w = isPalindrome "abba"


-- Question 3
--  Duplicate the elements in list xs, for example "duplicate [1,2,3]" 
--  would give the list [1,1,2,2,3,3]
--  Hint: The "concat [l]" function flattens a list of lists into a single list. 
--  (You can see the function definition by typing ":t concat" into the interpreter. 
--  Perhaps try this with other variables and functions)
--  For example: concat [[1,2,3],[3,4,5]] returns [1,2,3,3,4,5]

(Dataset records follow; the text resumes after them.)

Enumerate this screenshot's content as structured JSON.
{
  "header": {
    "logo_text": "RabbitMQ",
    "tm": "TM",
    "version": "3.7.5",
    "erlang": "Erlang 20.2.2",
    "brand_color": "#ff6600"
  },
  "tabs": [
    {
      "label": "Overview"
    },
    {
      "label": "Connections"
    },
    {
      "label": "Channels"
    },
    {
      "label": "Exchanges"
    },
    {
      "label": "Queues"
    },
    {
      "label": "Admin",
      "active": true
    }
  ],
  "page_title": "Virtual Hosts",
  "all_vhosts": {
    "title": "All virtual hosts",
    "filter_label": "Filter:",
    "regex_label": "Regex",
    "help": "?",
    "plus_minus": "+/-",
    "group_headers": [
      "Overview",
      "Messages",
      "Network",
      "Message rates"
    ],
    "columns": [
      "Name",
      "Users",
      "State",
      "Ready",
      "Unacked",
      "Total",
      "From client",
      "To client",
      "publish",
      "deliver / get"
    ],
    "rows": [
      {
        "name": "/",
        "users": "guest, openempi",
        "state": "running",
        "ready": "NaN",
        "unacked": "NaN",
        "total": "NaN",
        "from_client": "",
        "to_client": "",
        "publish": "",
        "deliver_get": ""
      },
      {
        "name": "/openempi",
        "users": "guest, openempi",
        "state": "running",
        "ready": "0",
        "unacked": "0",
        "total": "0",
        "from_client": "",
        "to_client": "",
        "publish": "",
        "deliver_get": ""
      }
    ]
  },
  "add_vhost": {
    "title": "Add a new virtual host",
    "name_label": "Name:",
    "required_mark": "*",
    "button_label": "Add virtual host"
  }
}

-- concat the list of lists into a single list
-- [1,1,2,2,3,3]
ag = concat [[1,1],[2,2],[3,3]]

-- returns a list of lists
-- [[1,1],[2,2],[3,3]]
ai = [[x,x] | x <- [1..3]]

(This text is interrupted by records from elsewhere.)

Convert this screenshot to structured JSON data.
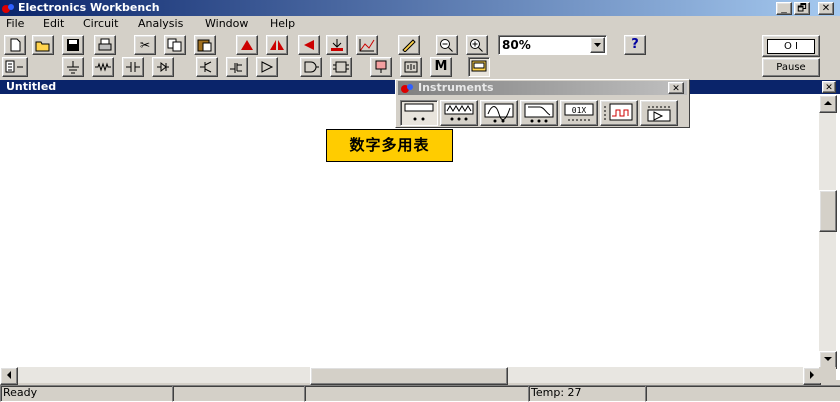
{
  "window": {
    "title": "Electronics Workbench",
    "min_label": "_",
    "max_label": "🗗",
    "close_label": "✕"
  },
  "menu": [
    "File",
    "Edit",
    "Circuit",
    "Analysis",
    "Window",
    "Help"
  ],
  "toolbar": {
    "zoom_value": "80%",
    "help_label": "?",
    "pause_label": "Pause",
    "power_label": "O I",
    "meter_label": "M"
  },
  "document": {
    "title": "Untitled",
    "close_label": "✕"
  },
  "instruments": {
    "title": "Instruments",
    "close_label": "✕",
    "tooltip": "数字多用表"
  },
  "status": {
    "ready": "Ready",
    "temp": "Temp:  27"
  },
  "colors": {
    "titlebar": "#0a246a",
    "tooltip_bg": "#ffcc00",
    "face": "#d4d0c8"
  }
}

duplicate xs = concat [[x,x] | x <- xs]

--[1,1,2,2,3,3]
ah = duplicate [1,2,3]


-- Question 4
-- Imitate the functionality of zip
-- The function "min x y" returns the lower of values x and y
-- For example "ziplike [1,2,3] ['a', 'b', 'c', 'd']" returns [(1,'a'), (2, 'b'), (3, 'c')]
-- ziplike xs ys = undefined

-- use min to get the number of elements
--ab = min ((length [1,2,3]) length(['a', 'b', 'c', 'd']))

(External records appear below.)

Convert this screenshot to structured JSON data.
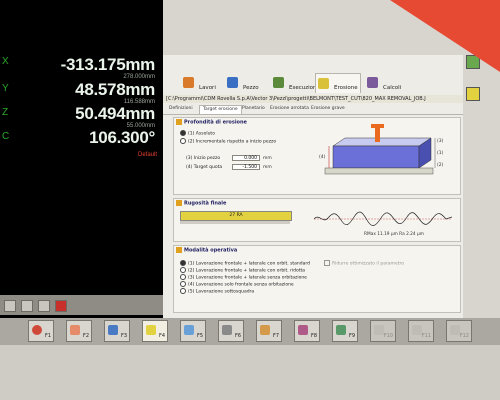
{
  "dro": {
    "values": [
      "-313.175mm",
      "48.578mm",
      "50.494mm",
      "106.300°"
    ],
    "subvalues": [
      "278.000mm",
      "116.588mm",
      "55.000mm"
    ],
    "axes": [
      "X",
      "Y",
      "Z",
      "C"
    ],
    "status": "Default"
  },
  "tabs": [
    {
      "label": "Lavori"
    },
    {
      "label": "Pezzo"
    },
    {
      "label": "Esecuzione"
    },
    {
      "label": "Erosione"
    },
    {
      "label": "Calcoli"
    }
  ],
  "path": "[C:\\Programmi\\CDM Rovella S.p.A\\Vector 3\\Pezzi\\progetti\\BELMONT\\TEST_CUT\\820_MAX REMOVAL_JOB.J",
  "subtabs": [
    "Definizioni",
    "Target erosione",
    "Planetario",
    "Erosione arrotata",
    "Erosione grave"
  ],
  "depth": {
    "title": "Profondità di erosione",
    "opt1": "(1) Assoluto",
    "opt2": "(2) Incrementale rispetto a inizio pezzo",
    "field3_label": "(3) Inizio pezzo",
    "field3_value": "0.000",
    "field4_label": "(4) Target quota",
    "field4_value": "-1.500",
    "unit": "mm",
    "diagram_labels": [
      "(4)",
      "(3)",
      "(1)",
      "(2)"
    ]
  },
  "roughness": {
    "title": "Rugosità finale",
    "bar_value": "27 RA",
    "bar_fill": 1.0,
    "readout": "RMax 11.19 µm   Ra 2.24 µm"
  },
  "operative": {
    "title": "Modalità operativa",
    "options": [
      "(1) Lavorazione frontale + laterale con orbit. standard",
      "(2) Lavorazione frontale + laterale con orbit. ridotta",
      "(3) Lavorazione frontale + laterale senza orbitazione",
      "(4) Lavorazione solo frontale senza orbitazione",
      "(5) Lavorazione sottosquadra"
    ],
    "checkbox": "Ridurre ottimizzato il parametro"
  },
  "fkeys": [
    "F1",
    "F2",
    "F3",
    "F4",
    "F5",
    "F6",
    "F7",
    "F8",
    "F9",
    "F10",
    "F11",
    "F12"
  ],
  "colors": {
    "accent": "#e74a33",
    "dro_green": "#28a828",
    "roughness_bar": "#e2d240"
  }
}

-- returns a list of Tuples with the last 'd' missed off as nothing to match
-- [(1,'a'),(2,'b'),(3,'c')]
aj = zip [1,2,3] ['a', 'b', 'c', 'd']

-- find min length of both lists
xs = [1,2,3]
ys = ['a', 'b', 'c', 'd']
-- 2 (3-1)
ak = min (length xs) (length ys)-1

-- x's at element i, y's at element i, such that i is drawn from 0 to the min length of both lists 
ziplike xs ys = [(xs!!i, ys!!i) | i <- [0..(min (length xs) (length ys)-1)]]



-- DG 1 - Factorials
-- the product of an integer and all the integers below it; e.g. factorial four ( 4! ) is equal to 24.

-- 4*3*2*1 = 24

-- recursion
fac n =
    if n < 2
        -- base case of the recursion.. stop at 1
        then 1
        else n * fac (n-1) 
an = fac 4

-- simplicity
fac' n = product [1..n]

ao = fac' 4

-- works
ap = product [1..4]
aq = product [4,3..1]

-- pattern match?
-- same logic as recursion
fact 1 = 1
fact n = n * fact (n-1)
ar = fact 4

-- fold right (higher order fn.. coming to that in the book, so leave for now)
fact2 n = foldr (*) 1 [1..n]
as = fact2 4


-- DG 2 - Fibonacci
-- Each new term in the Fibonacci sequence is generated by adding the previous two terms. 
-- By starting with 1 and 2, the first 10 terms will be:
-- 1, 2, 3, 5, 8, 13, 21, 34, 55, 89, ...

-- write a function to get first 10 fibs

--[1, 2, 3, 5, 8, 13, 21, 34, 55, 89]
--at = fibs 10

-- keep generating fibs.  No base case for recursion
fibs a b =
    --if a > 89
        -- base case of the recursion.. stop at max (eg 89)..return empty list
        --  then [] 
        -- cons operator add a to start of list
        --else a : fibs b (a+b) 
        a : fibs b (a+b)

-- finding the 10,000th fib
at = last (take 10000 (fibs 1 2))
au = (fibs 1 2)!!10000
fibs' n = (fibs 1 2)!!n

-- nice way to test fibs', by throwing a range at it
av = [fibs' x | x <- [1..30]]

-- lazy
fibs'' = 1 : 1 : [x + y | (x,y) <- zip fibs'' (tail fibs'')]

-- zipWith adds 2 lists together
fibs3 = 1 : 1 : zipWith (+) fibs3 (tail fibs3)

Evolution of a Haskell coder